- Entries taken from a collection -
*****

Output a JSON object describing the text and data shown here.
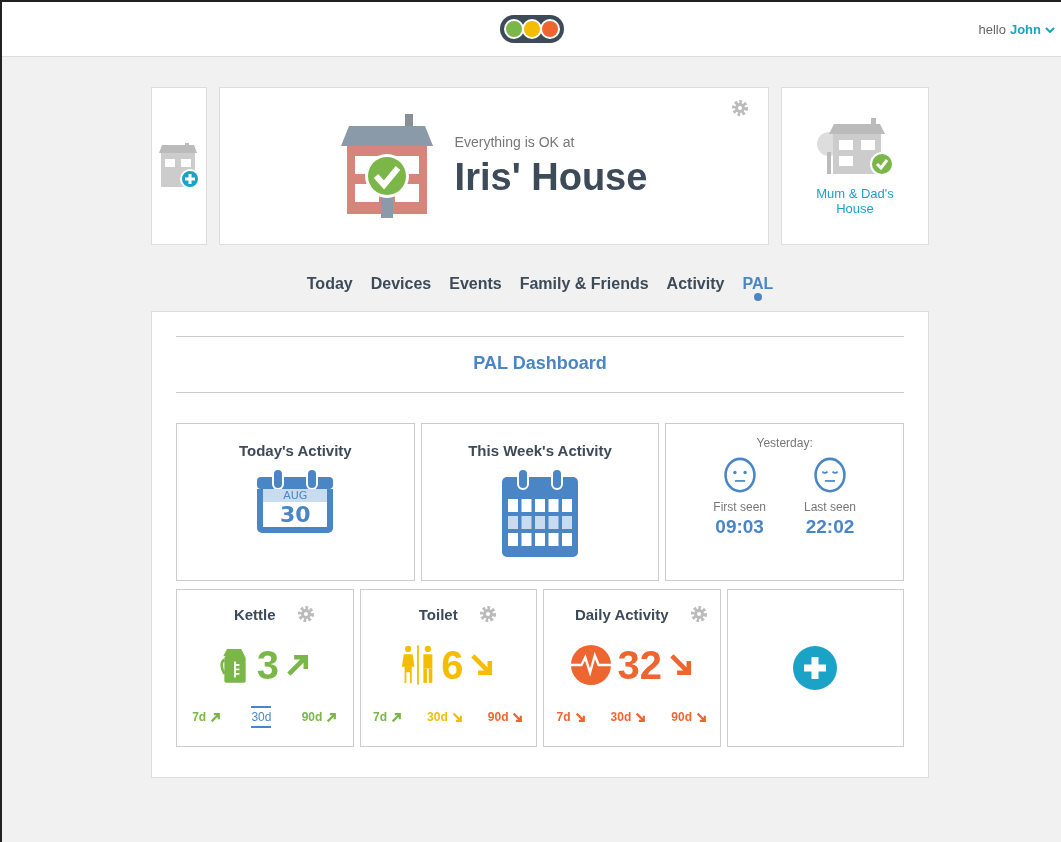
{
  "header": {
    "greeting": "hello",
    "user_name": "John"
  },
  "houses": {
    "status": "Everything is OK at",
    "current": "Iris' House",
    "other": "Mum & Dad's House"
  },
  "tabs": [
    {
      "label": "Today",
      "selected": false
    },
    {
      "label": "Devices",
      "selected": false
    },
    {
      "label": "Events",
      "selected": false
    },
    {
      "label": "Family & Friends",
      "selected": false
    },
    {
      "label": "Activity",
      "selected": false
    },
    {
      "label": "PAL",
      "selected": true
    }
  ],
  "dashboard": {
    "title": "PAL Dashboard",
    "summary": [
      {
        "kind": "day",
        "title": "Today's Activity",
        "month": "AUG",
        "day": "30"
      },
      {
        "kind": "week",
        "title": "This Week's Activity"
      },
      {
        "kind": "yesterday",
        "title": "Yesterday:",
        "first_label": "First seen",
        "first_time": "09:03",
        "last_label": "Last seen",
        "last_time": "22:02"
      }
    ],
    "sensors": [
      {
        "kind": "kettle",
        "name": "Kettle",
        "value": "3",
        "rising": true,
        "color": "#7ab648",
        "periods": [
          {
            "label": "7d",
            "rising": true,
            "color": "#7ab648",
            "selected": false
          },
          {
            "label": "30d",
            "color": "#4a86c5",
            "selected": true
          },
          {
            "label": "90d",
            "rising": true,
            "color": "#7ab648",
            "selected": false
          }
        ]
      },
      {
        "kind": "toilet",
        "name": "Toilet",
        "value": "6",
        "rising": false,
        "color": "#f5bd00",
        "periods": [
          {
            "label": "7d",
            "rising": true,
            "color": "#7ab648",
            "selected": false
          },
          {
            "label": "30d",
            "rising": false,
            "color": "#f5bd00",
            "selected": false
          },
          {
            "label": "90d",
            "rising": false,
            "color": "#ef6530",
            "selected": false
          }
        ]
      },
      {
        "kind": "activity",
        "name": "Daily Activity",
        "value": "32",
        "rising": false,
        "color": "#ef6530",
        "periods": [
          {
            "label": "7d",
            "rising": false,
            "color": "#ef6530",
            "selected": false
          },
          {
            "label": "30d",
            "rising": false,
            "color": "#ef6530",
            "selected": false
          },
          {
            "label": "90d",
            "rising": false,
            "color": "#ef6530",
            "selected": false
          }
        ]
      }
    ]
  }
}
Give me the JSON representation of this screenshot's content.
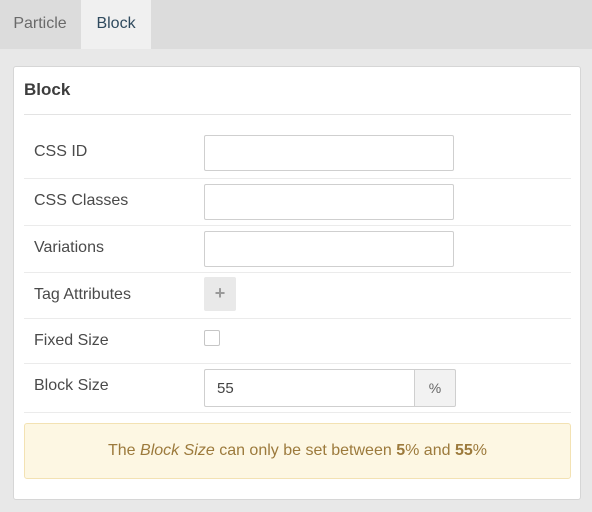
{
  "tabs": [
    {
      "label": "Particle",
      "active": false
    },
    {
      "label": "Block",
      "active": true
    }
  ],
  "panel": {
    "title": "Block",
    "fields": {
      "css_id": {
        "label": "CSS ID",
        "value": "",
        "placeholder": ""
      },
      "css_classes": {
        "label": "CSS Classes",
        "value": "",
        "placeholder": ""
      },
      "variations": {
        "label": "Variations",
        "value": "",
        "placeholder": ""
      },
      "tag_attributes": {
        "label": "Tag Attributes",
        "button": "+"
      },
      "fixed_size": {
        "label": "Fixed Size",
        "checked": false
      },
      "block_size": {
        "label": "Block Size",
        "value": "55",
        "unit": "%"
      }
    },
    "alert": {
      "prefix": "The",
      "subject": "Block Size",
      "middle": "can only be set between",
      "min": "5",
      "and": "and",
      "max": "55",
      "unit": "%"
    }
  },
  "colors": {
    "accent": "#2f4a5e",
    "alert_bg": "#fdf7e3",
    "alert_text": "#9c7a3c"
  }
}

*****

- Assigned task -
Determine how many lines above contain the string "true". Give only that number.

- Result for this task -
7